Geographic position and human activities shape species´ distribution 
Based on altitude above sea level, we can broadly categorize Norwegian nature into subboreal deciduous forests, temperate coniferous forests, birch forests, and alpine areas. The position and dimensions of the regions vary across the country, but combined, they comprise most of Norways natural vegetation. If we count the archipelago of Svalbard, we have to add arctic landscape to the list.  

The flora in each of these regions has been shaped not just by climate, but also through thousands of years of human activities. Today, a significant number of species of wild plants depend almost entirely on open land facilitated by farming or grazing. Regrowth after abandoned agricultural land is considered a threat towards biodiversity. Interestingly, a large portion of what we today consider to be Norwegian wild flowers, were originally brought here by humans to use as decoration, food or medicine. 

Some examples of wild flowers that thrive in agricultural areas are meadow buttercup/ engsoleie (Ranunculus acris), timothy- grass/ timotei (Phleum pratense), sheep’s sorrel/ engsyre (Rumex acetosa), tufted vetch/  fuglevikke (Vicia cracca) and germander speedwell/ tveskjeggveronika (Veronica chamaedrys) 


Common wild flowers
You can find several plants along the coast that don’t exist in the inland, examples are English Yew/ barlind (Taxus baccata), common holly/ kristtorn (Ilex aquifolium), common ivy/ bergflette (Hedera helix), foxglove/ revebjelle (Digitalis purpurea) and cross- leaved heath/ klokkelyng (Erica tetralix). Some plants that don’t like coastal areas are German tamarisk/ klåved ( Myricaria germanica), spring pasqueflower/ mogop (Pulsatilla vernalis) and February daphne/ tysbast (Daphne mezereum). 

Subboreal decidiouc forest is found only in the lowland in the southern coastal areas of Norway. Many places where we today find cultural landscapes would have been vegetated by deciduous forests if climate alone were shaping the area. Some characteristic tree species of such forests are oak/ eik (Quercus.), maple/ lønn (Acer), elm/ alm (Ulmus), ash/ ask (Fraxinus), alder/ svartor (Alnus Glutinosa) and hazel/ hassel (Corylus).  

Mountains and northern areas
In the high alpine landscape, mosses and lichen dominate, but wild flowers such as trailing azealea/ grepplyng (Kalmia procumbens), Shetland Mouse- ear/ snøarve (Cerastium nigrescens) and alpine bearberry/ rypebær (Arctostaphylos alpina) all find spots suitable for them to grow in.  

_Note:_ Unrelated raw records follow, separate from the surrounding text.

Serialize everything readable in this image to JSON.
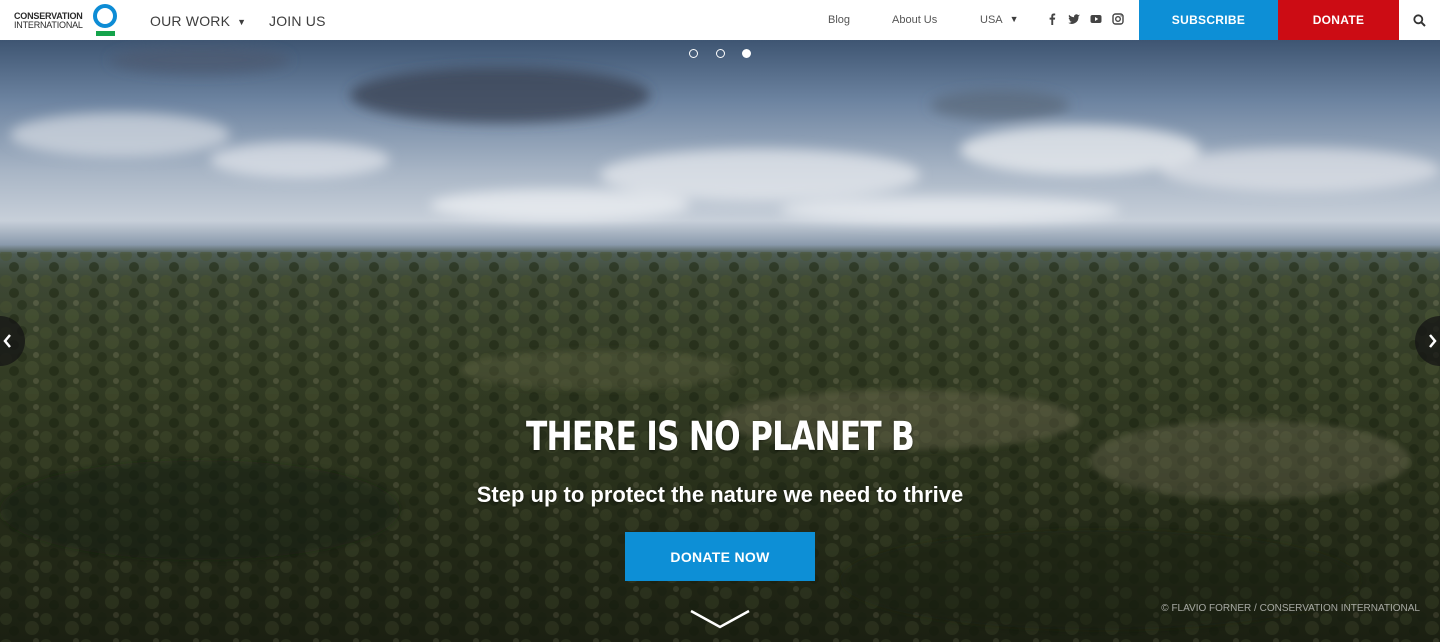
{
  "logo": {
    "line1": "CONSERVATION",
    "line2": "INTERNATIONAL",
    "ring_color": "#0d8cd5",
    "bar_color": "#14a34b"
  },
  "nav": {
    "our_work": "OUR WORK",
    "join_us": "JOIN US",
    "blog": "Blog",
    "about": "About Us",
    "country": "USA",
    "subscribe": "SUBSCRIBE",
    "donate": "DONATE",
    "social_icons": [
      "facebook-icon",
      "twitter-icon",
      "youtube-icon",
      "instagram-icon"
    ],
    "search_icon": "search-icon",
    "subscribe_color": "#0d8fd6",
    "donate_color": "#cc0c14"
  },
  "hero": {
    "headline": "THERE IS NO PLANET B",
    "subheadline": "Step up to protect the nature we need to thrive",
    "cta": "DONATE NOW",
    "credit": "© FLAVIO FORNER / CONSERVATION INTERNATIONAL",
    "slides_total": 3,
    "active_slide": 3,
    "cta_color": "#0d8fd6"
  }
}
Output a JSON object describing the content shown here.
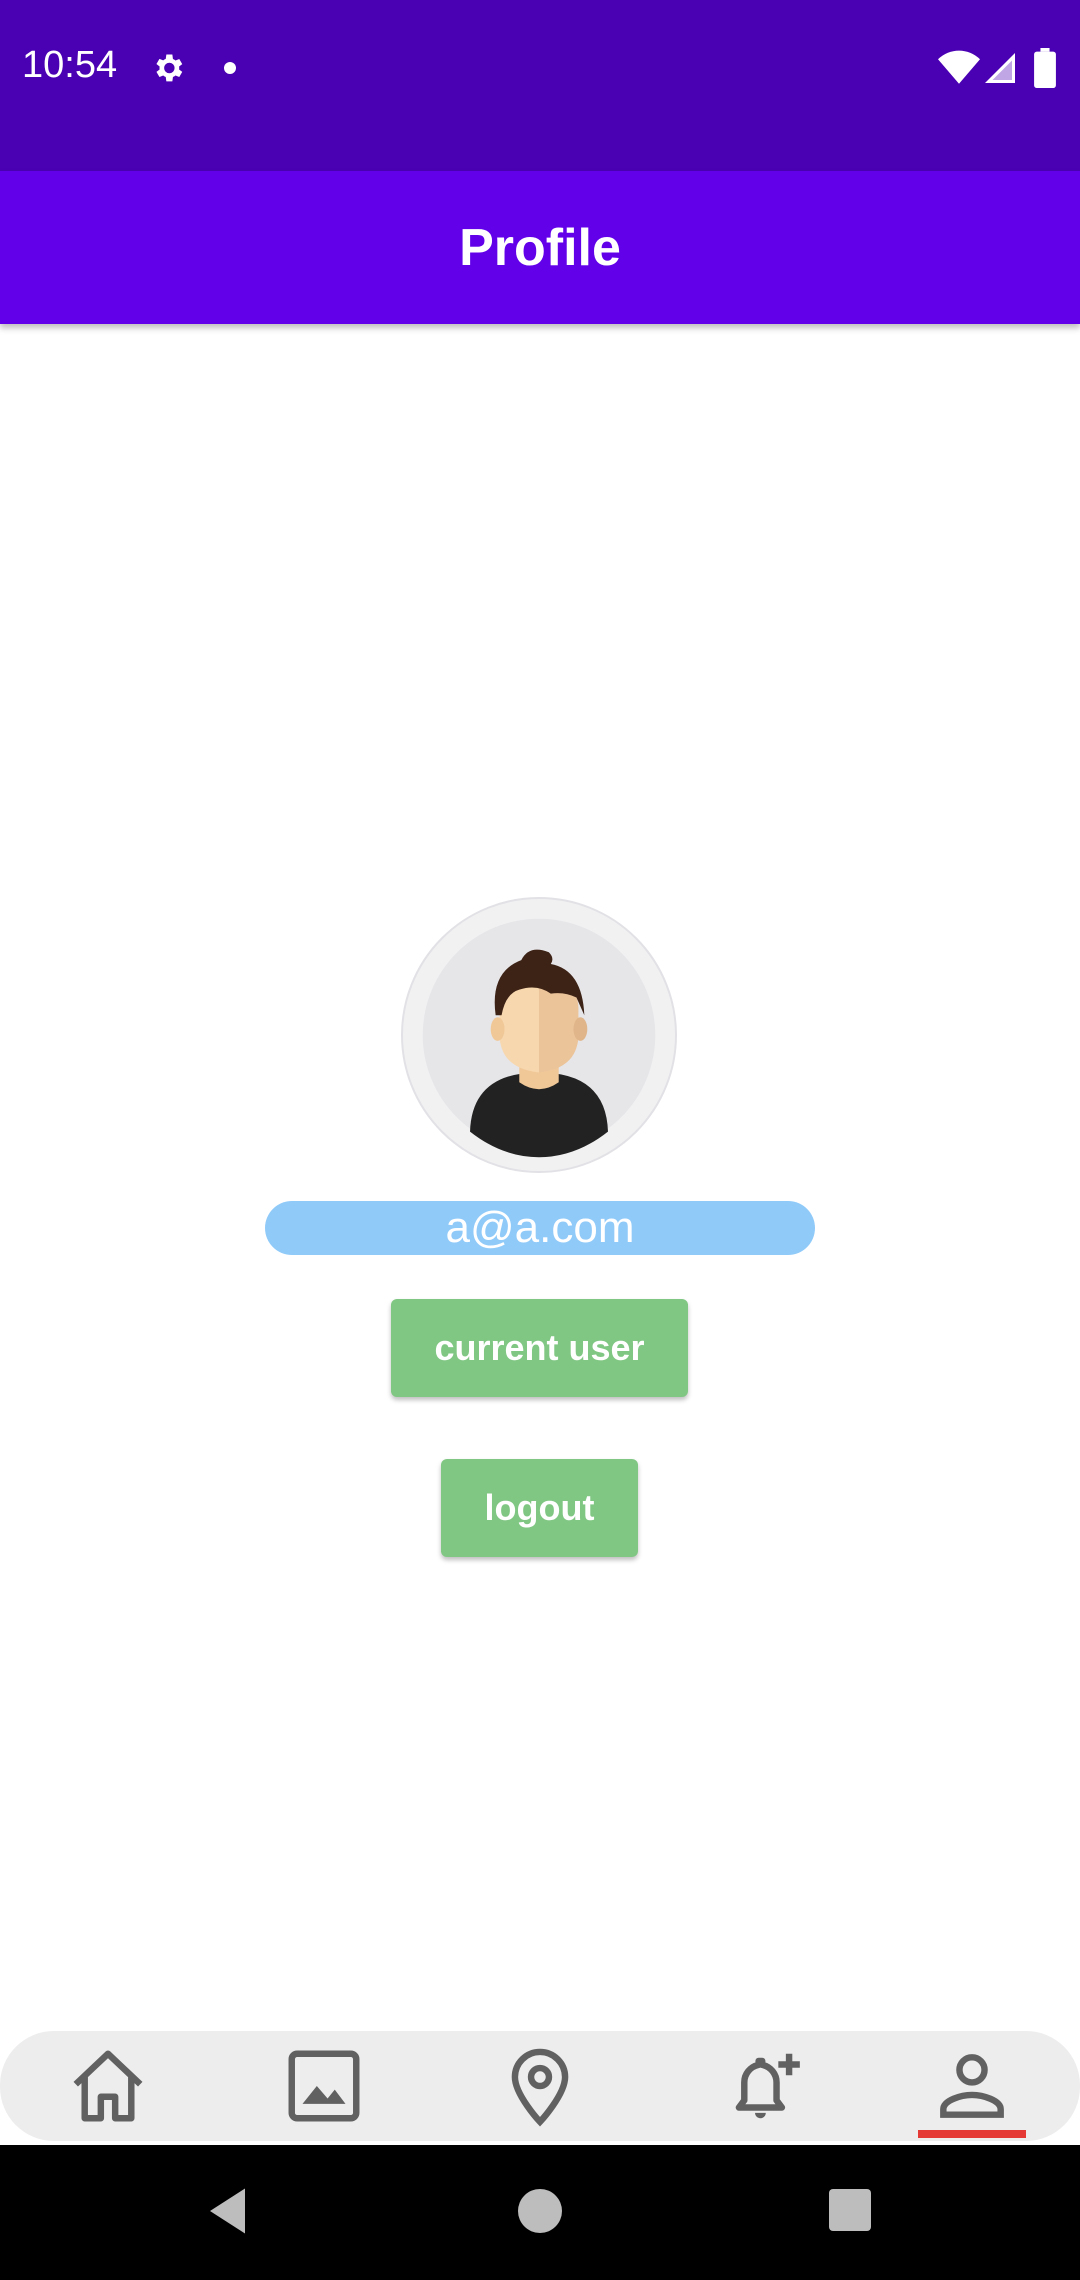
{
  "status_bar": {
    "time": "10:54"
  },
  "app_bar": {
    "title": "Profile"
  },
  "profile": {
    "email": "a@a.com",
    "current_user_label": "current user",
    "logout_label": "logout"
  },
  "bottom_nav": {
    "items": [
      "home-icon",
      "gallery-icon",
      "location-pin-icon",
      "add-alert-icon",
      "profile-icon"
    ],
    "selected": "profile-icon"
  },
  "colors": {
    "status_bar": "#4a00b3",
    "app_bar": "#6200ea",
    "email_pill": "#90caf9",
    "button": "#81c784",
    "nav_indicator": "#e53935"
  }
}
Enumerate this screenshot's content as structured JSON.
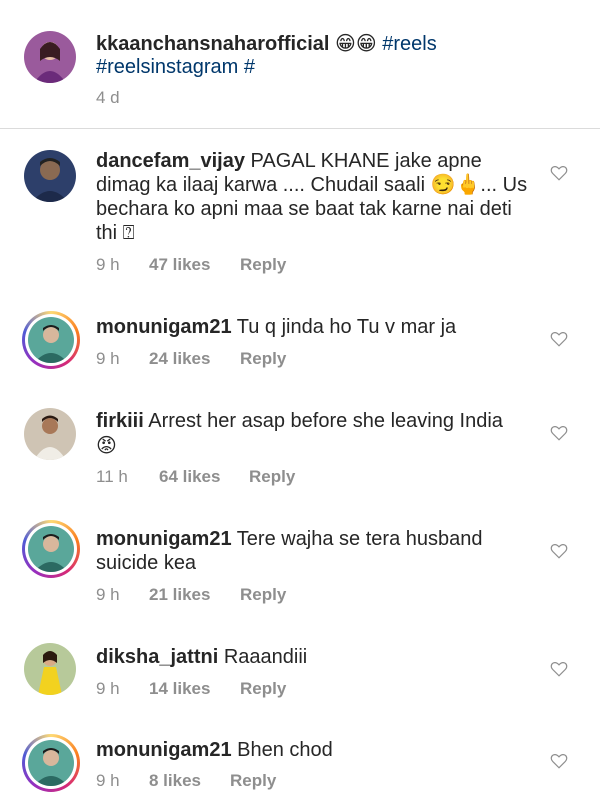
{
  "caption": {
    "username": "kkaanchansnaharofficial",
    "emojis": "😁😁",
    "line1_tags": "#reels",
    "line2_tags": "#reelsinstagram #",
    "time": "4 d"
  },
  "comments": [
    {
      "username": "dancefam_vijay",
      "text_line1": "PAGAL KHANE jake apne",
      "text_line2": "dimag ka ilaaj karwa .... Chudail saali 😏🖕... Us",
      "text_line3": "bechara ko apni maa se baat tak karne nai deti",
      "text_line4": "thi ⍰",
      "time": "9 h",
      "likes": "47 likes",
      "reply": "Reply"
    },
    {
      "username": "monunigam21",
      "text_line1": "Tu q jinda ho Tu v mar ja",
      "time": "9 h",
      "likes": "24 likes",
      "reply": "Reply"
    },
    {
      "username": "firkiii",
      "text_line1": "Arrest her asap before she leaving India",
      "text_line2": "😡",
      "time": "11 h",
      "likes": "64 likes",
      "reply": "Reply"
    },
    {
      "username": "monunigam21",
      "text_line1": "Tere wajha se tera husband",
      "text_line2": "suicide kea",
      "time": "9 h",
      "likes": "21 likes",
      "reply": "Reply"
    },
    {
      "username": "diksha_jattni",
      "text_line1": "Raaandiii",
      "time": "9 h",
      "likes": "14 likes",
      "reply": "Reply"
    },
    {
      "username": "monunigam21",
      "text_line1": "Bhen chod",
      "time": "9 h",
      "likes": "8 likes",
      "reply": "Reply"
    }
  ],
  "colors": {
    "text": "#262626",
    "muted": "#8e8e8e",
    "hashtag": "#00376b",
    "divider": "#dbdbdb"
  },
  "icons": {
    "like": "heart-outline-icon"
  }
}
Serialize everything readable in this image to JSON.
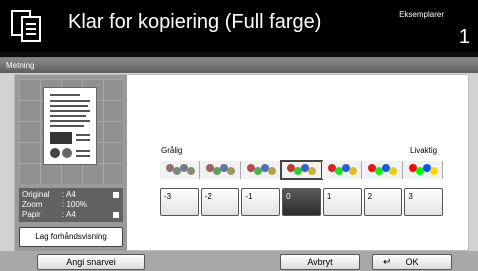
{
  "header": {
    "title": "Klar for kopiering (Full farge)",
    "copies_label": "Eksemplarer",
    "copies_value": "1"
  },
  "panel": {
    "tab_label": "Metning"
  },
  "preview": {
    "original_key": "Original",
    "original_value": ": A4",
    "zoom_key": "Zoom",
    "zoom_value": ": 100%",
    "paper_key": "Papir",
    "paper_value": ": A4",
    "button_label": "Lag forhåndsvisning"
  },
  "saturation": {
    "min_label": "Grålig",
    "max_label": "Livaktig",
    "levels": [
      "-3",
      "-2",
      "-1",
      "0",
      "1",
      "2",
      "3"
    ],
    "selected": "0"
  },
  "bottom": {
    "shortcut_label": "Angi snarvei",
    "cancel_label": "Avbryt",
    "ok_label": "OK"
  }
}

Further down the mountain you will typically find a belt of salix bushes, interspersed with e.g., red campion/ rød jonsokblom (Silene dioica), alpine sawwort/ fjelltistel (Saussurea alpina) and yellow mountain saxifrage/ gulsildre (Saxifraga aizoides).